*Work to be completed:* Exactly the lines from the one with "Convert this screenshot" to the end of the listing must be repeated, both ends included, with nothing added.

*Data to process:*
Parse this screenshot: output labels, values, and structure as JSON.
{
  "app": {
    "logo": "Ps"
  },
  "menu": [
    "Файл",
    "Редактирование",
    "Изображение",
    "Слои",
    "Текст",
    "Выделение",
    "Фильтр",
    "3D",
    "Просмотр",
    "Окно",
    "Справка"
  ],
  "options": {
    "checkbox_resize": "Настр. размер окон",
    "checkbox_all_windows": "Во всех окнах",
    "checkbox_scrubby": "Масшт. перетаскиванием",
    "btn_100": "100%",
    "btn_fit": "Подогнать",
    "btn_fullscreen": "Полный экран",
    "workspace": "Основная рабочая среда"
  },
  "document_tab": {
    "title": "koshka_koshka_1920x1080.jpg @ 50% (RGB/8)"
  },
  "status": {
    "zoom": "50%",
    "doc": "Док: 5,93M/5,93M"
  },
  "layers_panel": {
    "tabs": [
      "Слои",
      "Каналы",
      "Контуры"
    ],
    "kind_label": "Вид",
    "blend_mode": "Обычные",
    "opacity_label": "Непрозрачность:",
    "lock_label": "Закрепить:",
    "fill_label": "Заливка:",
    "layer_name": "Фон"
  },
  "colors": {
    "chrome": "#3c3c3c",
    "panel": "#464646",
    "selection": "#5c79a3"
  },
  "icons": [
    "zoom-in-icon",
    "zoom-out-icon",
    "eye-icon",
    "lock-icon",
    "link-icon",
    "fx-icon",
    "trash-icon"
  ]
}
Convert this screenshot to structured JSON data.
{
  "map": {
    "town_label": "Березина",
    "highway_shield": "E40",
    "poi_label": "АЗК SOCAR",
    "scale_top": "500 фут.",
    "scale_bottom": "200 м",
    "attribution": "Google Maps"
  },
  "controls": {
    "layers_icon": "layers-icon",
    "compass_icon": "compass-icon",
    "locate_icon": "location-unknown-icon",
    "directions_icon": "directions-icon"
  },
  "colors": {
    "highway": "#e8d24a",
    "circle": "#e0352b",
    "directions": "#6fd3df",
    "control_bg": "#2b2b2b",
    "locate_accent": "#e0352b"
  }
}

*Answer below:*
Convert this screenshot to structured JSON data.
{
  "map": {
    "town_label": "Березина",
    "highway_shield": "E40",
    "poi_label": "АЗК SOCAR",
    "scale_top": "500 фут.",
    "scale_bottom": "200 м",
    "attribution": "Google Maps"
  },
  "controls": {
    "layers_icon": "layers-icon",
    "compass_icon": "compass-icon",
    "locate_icon": "location-unknown-icon",
    "directions_icon": "directions-icon"
  },
  "colors": {
    "highway": "#e8d24a",
    "circle": "#e0352b",
    "directions": "#6fd3df",
    "control_bg": "#2b2b2b",
    "locate_accent": "#e0352b"
  }
}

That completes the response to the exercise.